PROBLEM STATEMENT
An exact copy of all the data is required, with pictures left out.
Start of EXERCISE INPUTS
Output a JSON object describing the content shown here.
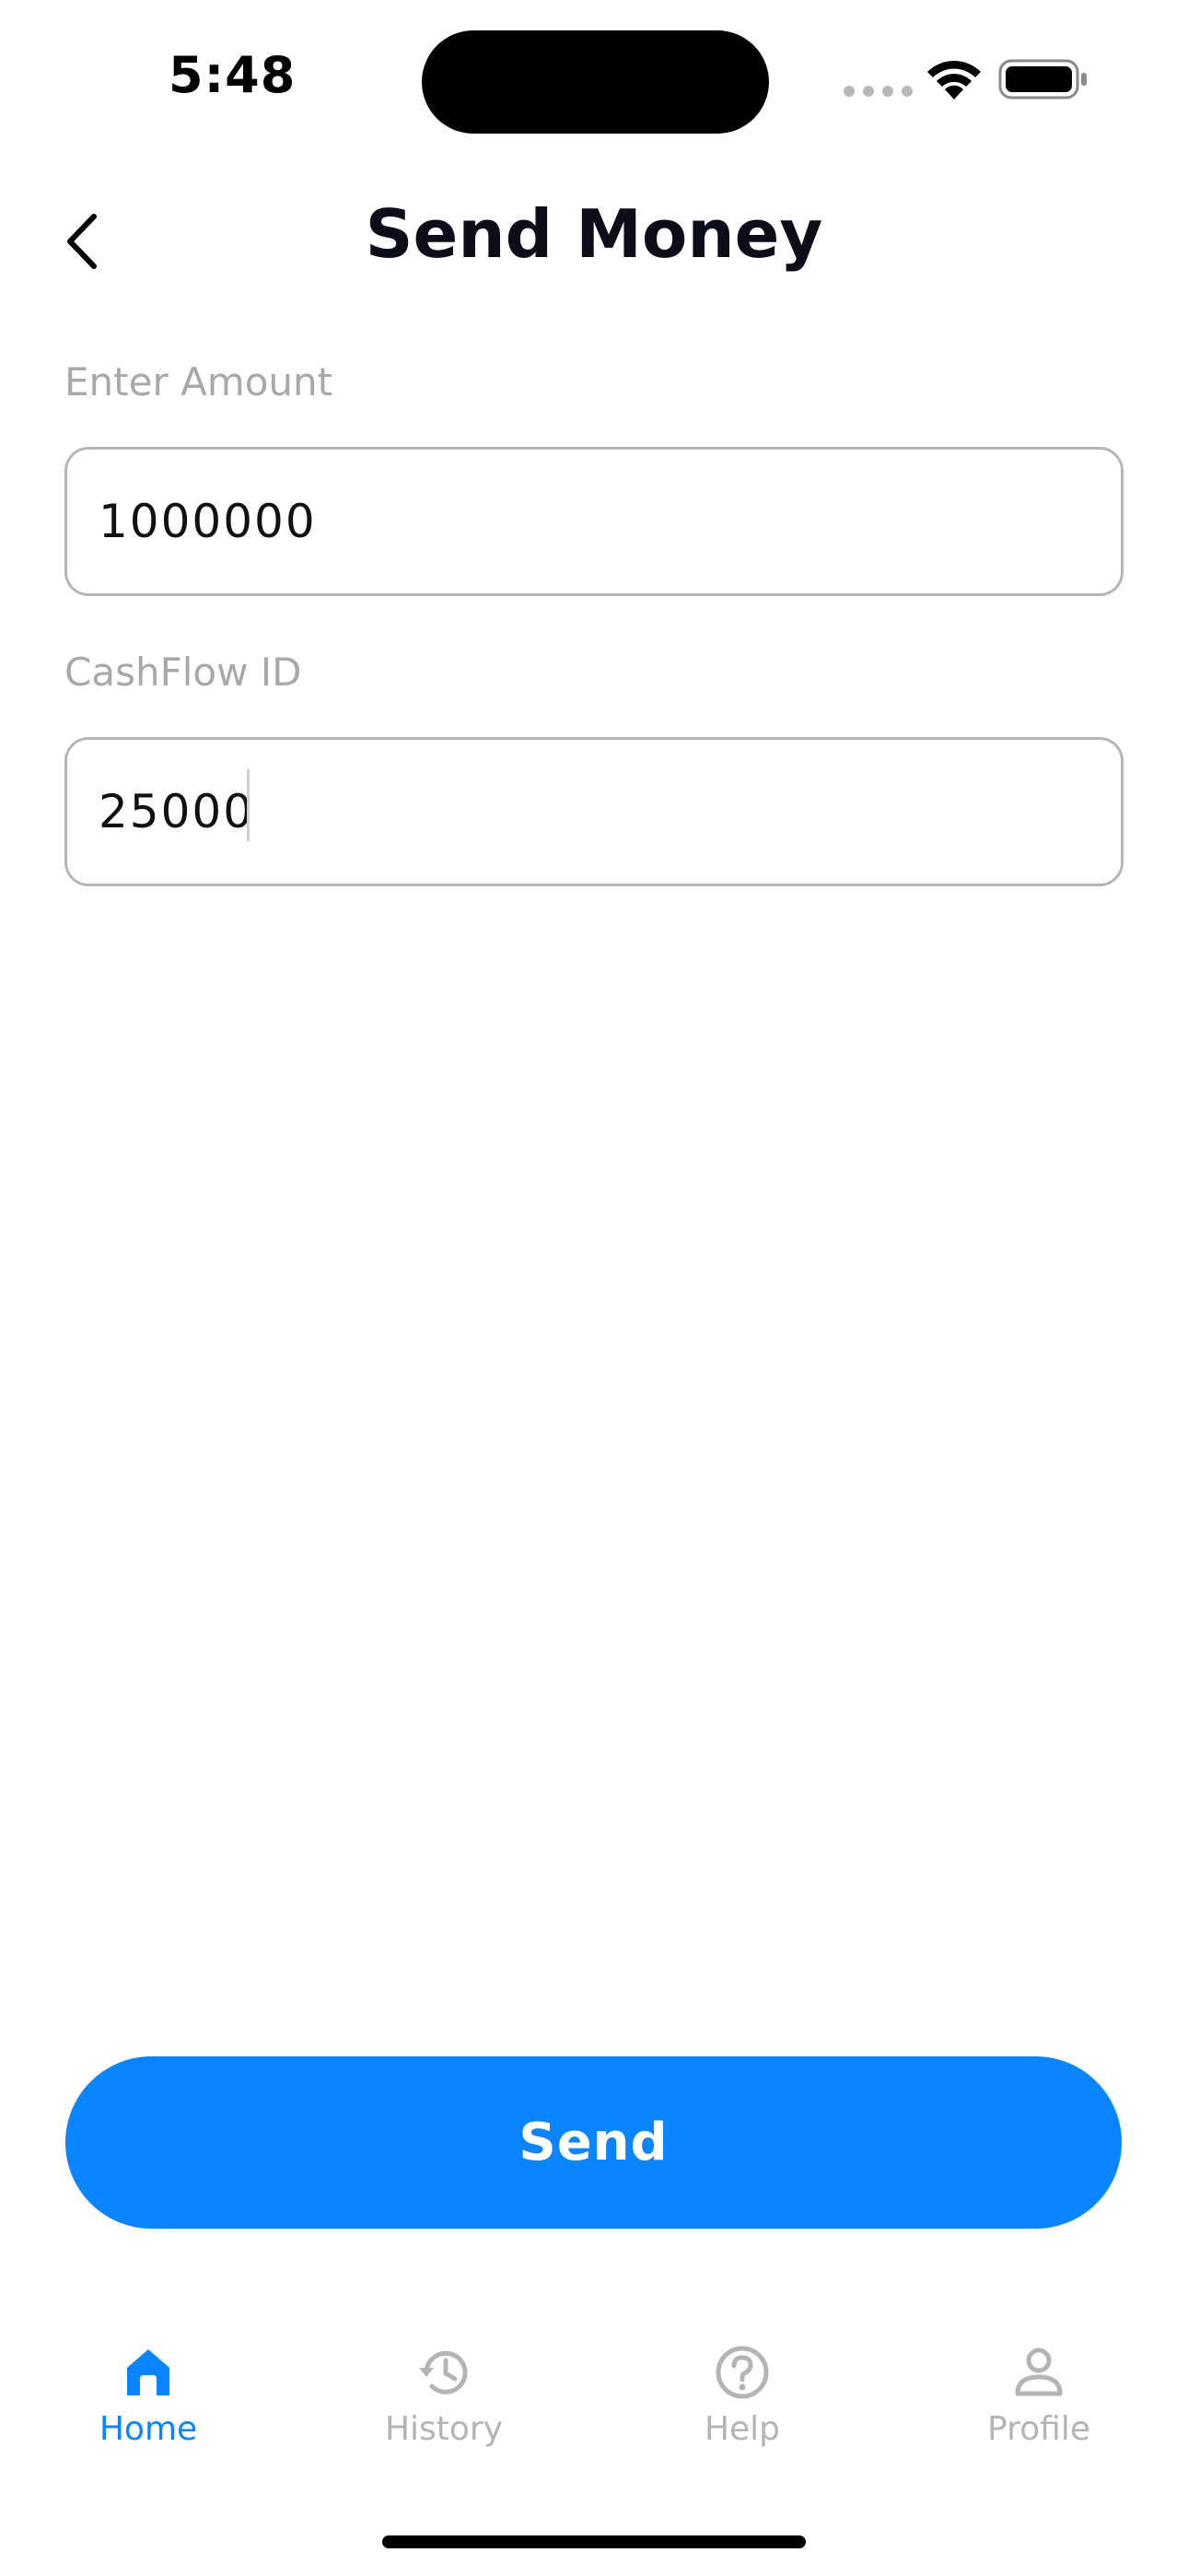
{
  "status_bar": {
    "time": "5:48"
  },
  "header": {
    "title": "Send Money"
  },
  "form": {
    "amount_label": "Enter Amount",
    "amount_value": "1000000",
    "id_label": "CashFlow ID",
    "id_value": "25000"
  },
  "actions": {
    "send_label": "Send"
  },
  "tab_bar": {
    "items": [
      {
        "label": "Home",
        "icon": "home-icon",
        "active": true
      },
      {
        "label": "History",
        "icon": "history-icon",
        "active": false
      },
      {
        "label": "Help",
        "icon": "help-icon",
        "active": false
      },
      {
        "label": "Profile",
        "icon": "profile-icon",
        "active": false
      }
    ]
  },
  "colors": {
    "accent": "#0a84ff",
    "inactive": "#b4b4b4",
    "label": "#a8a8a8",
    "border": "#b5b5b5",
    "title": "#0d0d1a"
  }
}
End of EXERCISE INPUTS
ANSWER FOR THIS EXERCISE
Output a JSON object describing the content shown here.
{
  "status_bar": {
    "time": "5:48"
  },
  "header": {
    "title": "Send Money"
  },
  "form": {
    "amount_label": "Enter Amount",
    "amount_value": "1000000",
    "id_label": "CashFlow ID",
    "id_value": "25000"
  },
  "actions": {
    "send_label": "Send"
  },
  "tab_bar": {
    "items": [
      {
        "label": "Home",
        "icon": "home-icon",
        "active": true
      },
      {
        "label": "History",
        "icon": "history-icon",
        "active": false
      },
      {
        "label": "Help",
        "icon": "help-icon",
        "active": false
      },
      {
        "label": "Profile",
        "icon": "profile-icon",
        "active": false
      }
    ]
  },
  "colors": {
    "accent": "#0a84ff",
    "inactive": "#b4b4b4",
    "label": "#a8a8a8",
    "border": "#b5b5b5",
    "title": "#0d0d1a"
  }
}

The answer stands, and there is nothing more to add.